Another project begun:  I met with Nancy Duffy, owner of Muddy Boots, in her spectacular gardens (on a morning without rain!) to begin the landscape design process.  Her gardens inspired me and gave me confidence that my landscape could be unique and gorgeous as well.  We thumbed through books for ideas, I gave her some must-have species and color preferences, and we talked about container gardening as well as accenting with stone and garden sculpture.   I have collected contemporary art and craft for years and have decided that this garden will be the background for several of my pieces.  Here are some things that I already have that will be used in the garden.

Grace Cathey sculpture

Paul Knoblauch garden bench


Norm Schulman "Orpheus and Eurydice" stele


Mark Hewitt pot

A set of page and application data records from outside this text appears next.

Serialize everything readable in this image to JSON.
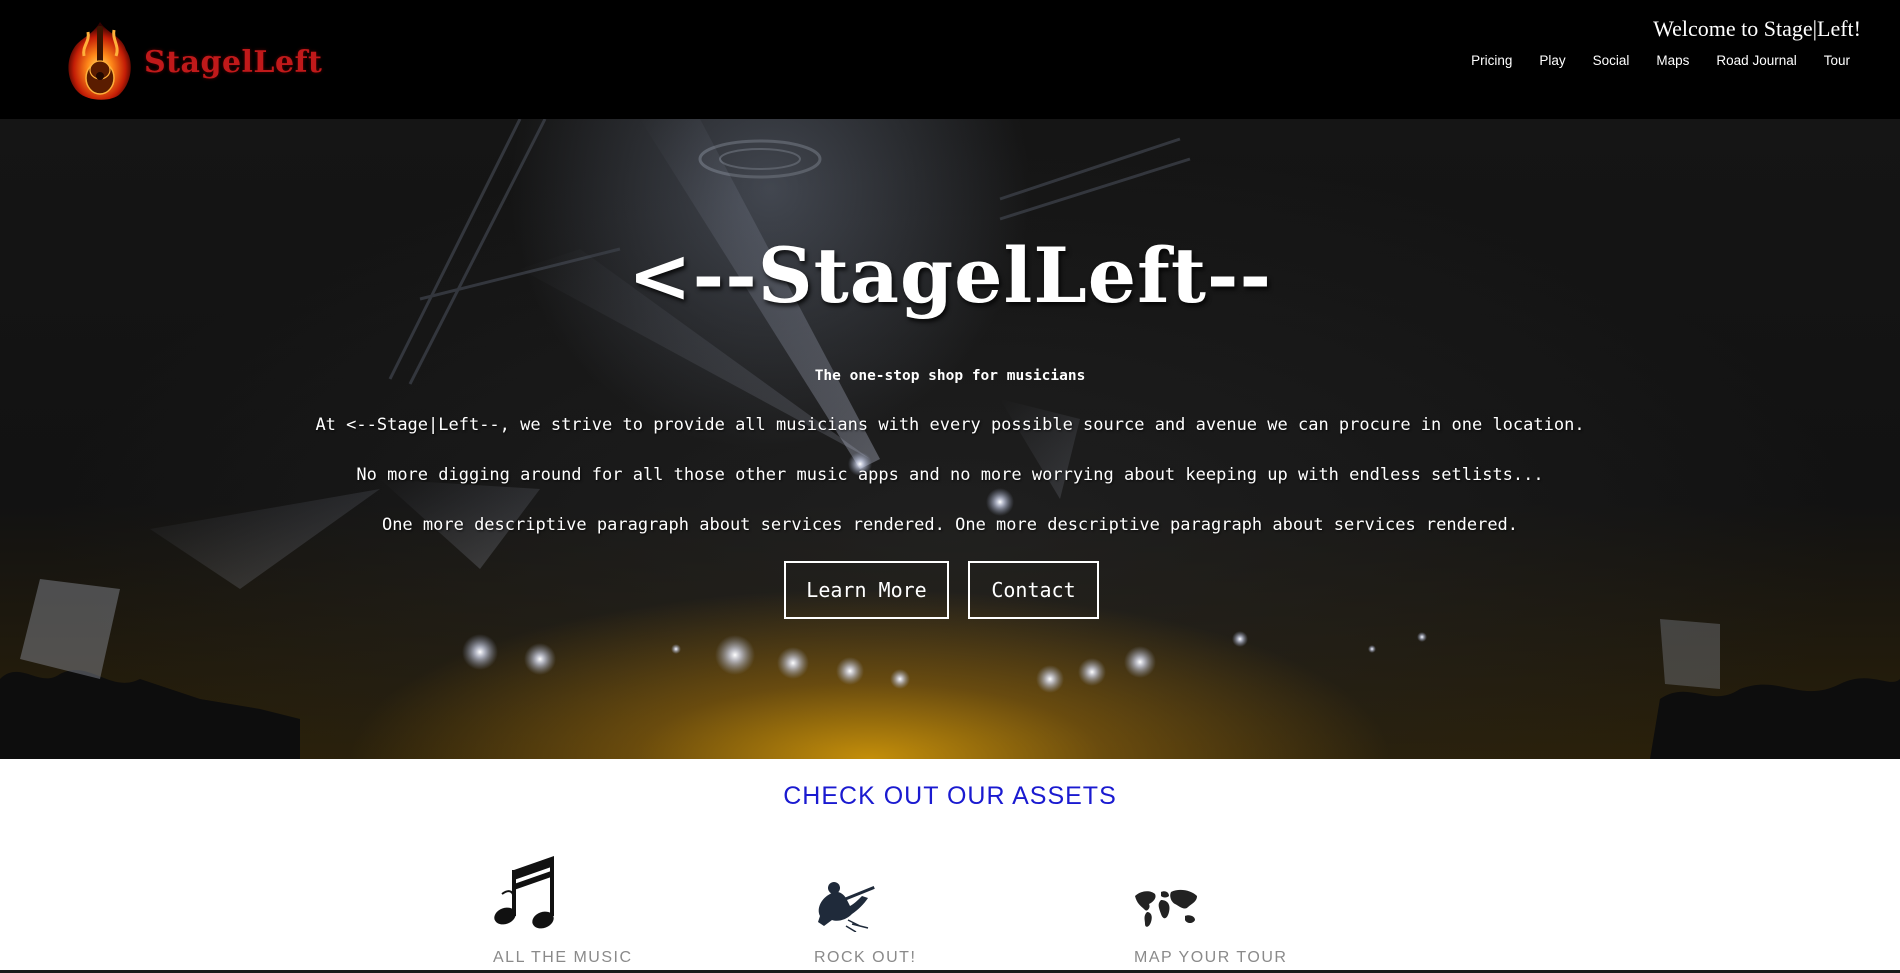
{
  "header": {
    "logo_text": "StagelLeft",
    "welcome": "Welcome to Stage|Left!",
    "nav": [
      "Pricing",
      "Play",
      "Social",
      "Maps",
      "Road Journal",
      "Tour"
    ]
  },
  "hero": {
    "title": "<--StagelLeft--",
    "subtitle": "The one-stop shop for musicians",
    "paragraphs": [
      "At <--Stage|Left--, we strive to provide all musicians with every possible source and avenue we can procure in one location.",
      "No more digging around for all those other music apps and no more worrying about keeping up with endless setlists...",
      "One more descriptive paragraph about services rendered. One more descriptive paragraph about services rendered."
    ],
    "buttons": {
      "learn_more": "Learn More",
      "contact": "Contact"
    }
  },
  "assets": {
    "title": "CHECK OUT OUR ASSETS",
    "items": [
      {
        "label": "ALL THE MUSIC",
        "icon": "music-notes-icon"
      },
      {
        "label": "ROCK OUT!",
        "icon": "guitarist-icon"
      },
      {
        "label": "MAP YOUR TOUR",
        "icon": "world-map-icon"
      }
    ]
  },
  "colors": {
    "header_bg": "#000000",
    "logo_red": "#c0191a",
    "assets_title_blue": "#1a1ad0",
    "asset_label_gray": "#8a8a8a"
  }
}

Now the problem is that I am a collector, so that means new things need to be added in this budding sculpture garden.  Here are my latest additions:

Joseph Sand pot

Another Joseph Sand pot

Dale Rogers "Cherry Blossom"


For any of you looking for craft for the home or garden, make your way to the Grovewood Gallery in Asheville, NC and Crimson Laurel Gallery in Bakersville, NC.  These folks really know how to help you with a wide variety of work at a wide variety of prices.  You simply can’t make a bad choice there!!

Matt Jones planter - NC Arboretum

When I saw the variety of containers used in Nancy Duffy’s garden, I knew I wanted some artful containers as well.  I plan to have potter Matt Jones create a planter for me.  You can see (and purchase!) Matt’s work at the NC Arboretum through September 22, 2013.  Another container will come from Alex Matisse at East Fork Pottery.  From July 1 – August 31, 2013 you can purchase a piece of his work at the Crimson Laurel Gallery.  I promise you will be inspired!

Alex Matisse at Crimson Laurel Gallery

Thank goodness for neighbors who are willing to share their perennials!  Beth Eckstein has been so kind to dig lupine, lambs ear and mint for me.  I have the lupine in pots where I can more easily tend them for the summer before planting this fall.  However, the rest of the bounty has been planted on my boulder wall.  I also dug sedum and some trailing vines that I have in my garden at Southcliff and planted them on the boulder wall.  Just can’t let the season go by without planting something!! What do you think?

Lambs ear on the boulder wall (thanks Beth!)




So, building a house without a construction crew seems to have given me lots to do! I cherish the time of reflection as well as the time of creativity.  I’m grateful for the entire team who are helping me.  I’m enjoying summer and all that Mother Nature has to offer.  I’ll close for now with Mary Oliver’s poem “The Summer Day”:

Who made the world?
Who made the swan, and the black bear?
Who made the grasshopper?
This grasshopper, I mean-
the one who has flung herself out of the grass,
the one who is eating sugar out of my hand,
who is moving her jaws back and forth instead of up and down-
who is gazing around with her enormous and complicated eyes.
Now she lifts her pale forearms and thoroughly washes her face.
Now she snaps her wings open, and floats away.
I don’t know exactly what a prayer is.
I do know how to pay attention, how to fall down
into the grass, how to kneel down in the grass,
how to be idle and blessed, how to stroll through the fields,
which is what I have been doing all day.
Tell me, what else should I have done?
Doesn’t everything die at last, and too soon?
Tell me, what is it you plan to do
with your one wild and precious life?                  


Mignon Durham is a retired computer consultant, avid art and craft collector, founder of Toe River Project Access, and founder of Toe River Valley Watch. She has always been fascinated with what makes a place feel like home, and she hopes this blog will enlighten your own personal journey home.